(App and web page records)
****************

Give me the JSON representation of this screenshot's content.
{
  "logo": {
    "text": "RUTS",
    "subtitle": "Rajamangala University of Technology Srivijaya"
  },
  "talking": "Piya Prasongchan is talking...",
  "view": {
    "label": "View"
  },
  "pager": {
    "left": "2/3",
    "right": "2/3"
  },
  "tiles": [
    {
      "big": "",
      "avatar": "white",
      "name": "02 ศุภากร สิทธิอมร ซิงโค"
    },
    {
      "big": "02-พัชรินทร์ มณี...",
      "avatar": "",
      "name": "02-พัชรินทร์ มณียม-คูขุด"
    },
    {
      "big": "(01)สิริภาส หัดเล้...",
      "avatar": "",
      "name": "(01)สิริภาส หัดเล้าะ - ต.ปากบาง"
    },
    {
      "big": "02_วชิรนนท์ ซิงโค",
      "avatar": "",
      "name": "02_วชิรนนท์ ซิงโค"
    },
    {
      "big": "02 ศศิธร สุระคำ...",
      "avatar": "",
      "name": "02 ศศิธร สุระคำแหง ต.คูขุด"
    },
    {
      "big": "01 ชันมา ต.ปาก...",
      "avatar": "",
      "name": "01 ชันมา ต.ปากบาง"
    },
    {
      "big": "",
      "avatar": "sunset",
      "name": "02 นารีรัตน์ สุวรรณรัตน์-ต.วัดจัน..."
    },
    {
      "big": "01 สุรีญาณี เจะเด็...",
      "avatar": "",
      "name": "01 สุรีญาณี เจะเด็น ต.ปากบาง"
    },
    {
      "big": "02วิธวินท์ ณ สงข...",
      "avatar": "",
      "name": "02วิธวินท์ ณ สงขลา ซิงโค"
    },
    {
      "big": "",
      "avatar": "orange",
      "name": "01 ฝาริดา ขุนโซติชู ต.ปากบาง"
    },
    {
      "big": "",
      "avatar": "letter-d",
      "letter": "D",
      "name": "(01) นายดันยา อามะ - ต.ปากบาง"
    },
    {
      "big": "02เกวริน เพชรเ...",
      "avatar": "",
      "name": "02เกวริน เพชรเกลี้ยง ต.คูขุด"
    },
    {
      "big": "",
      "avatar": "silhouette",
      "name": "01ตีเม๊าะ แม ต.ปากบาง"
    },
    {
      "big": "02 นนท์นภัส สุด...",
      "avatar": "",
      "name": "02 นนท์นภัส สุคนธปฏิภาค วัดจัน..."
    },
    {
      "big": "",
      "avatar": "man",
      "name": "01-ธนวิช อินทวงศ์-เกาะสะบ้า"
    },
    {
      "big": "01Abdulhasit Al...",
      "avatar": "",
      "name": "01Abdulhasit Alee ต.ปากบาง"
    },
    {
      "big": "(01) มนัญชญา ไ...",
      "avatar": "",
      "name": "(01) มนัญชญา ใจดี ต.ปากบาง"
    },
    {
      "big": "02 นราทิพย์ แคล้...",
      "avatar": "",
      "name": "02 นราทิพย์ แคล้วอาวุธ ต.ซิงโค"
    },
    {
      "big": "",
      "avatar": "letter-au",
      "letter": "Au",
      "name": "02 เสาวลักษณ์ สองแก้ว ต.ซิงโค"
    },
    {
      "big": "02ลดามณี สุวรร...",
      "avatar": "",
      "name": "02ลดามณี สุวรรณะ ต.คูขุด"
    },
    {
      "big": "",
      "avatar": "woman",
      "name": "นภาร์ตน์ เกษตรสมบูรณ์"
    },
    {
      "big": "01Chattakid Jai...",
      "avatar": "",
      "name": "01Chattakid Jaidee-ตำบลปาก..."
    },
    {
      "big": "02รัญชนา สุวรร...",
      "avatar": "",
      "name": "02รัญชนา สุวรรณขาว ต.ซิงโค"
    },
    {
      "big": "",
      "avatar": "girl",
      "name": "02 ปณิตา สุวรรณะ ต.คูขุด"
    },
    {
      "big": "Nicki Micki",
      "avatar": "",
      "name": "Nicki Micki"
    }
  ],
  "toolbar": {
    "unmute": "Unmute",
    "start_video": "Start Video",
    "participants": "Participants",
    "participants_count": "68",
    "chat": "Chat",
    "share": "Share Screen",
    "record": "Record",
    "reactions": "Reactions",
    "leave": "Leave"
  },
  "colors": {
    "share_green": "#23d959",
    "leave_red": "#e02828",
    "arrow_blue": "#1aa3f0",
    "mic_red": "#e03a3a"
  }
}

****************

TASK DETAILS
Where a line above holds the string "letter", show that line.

COMPLETED TASK
      "avatar": "letter-d",
      "letter": "D",
      "avatar": "letter-au",
      "letter": "Au",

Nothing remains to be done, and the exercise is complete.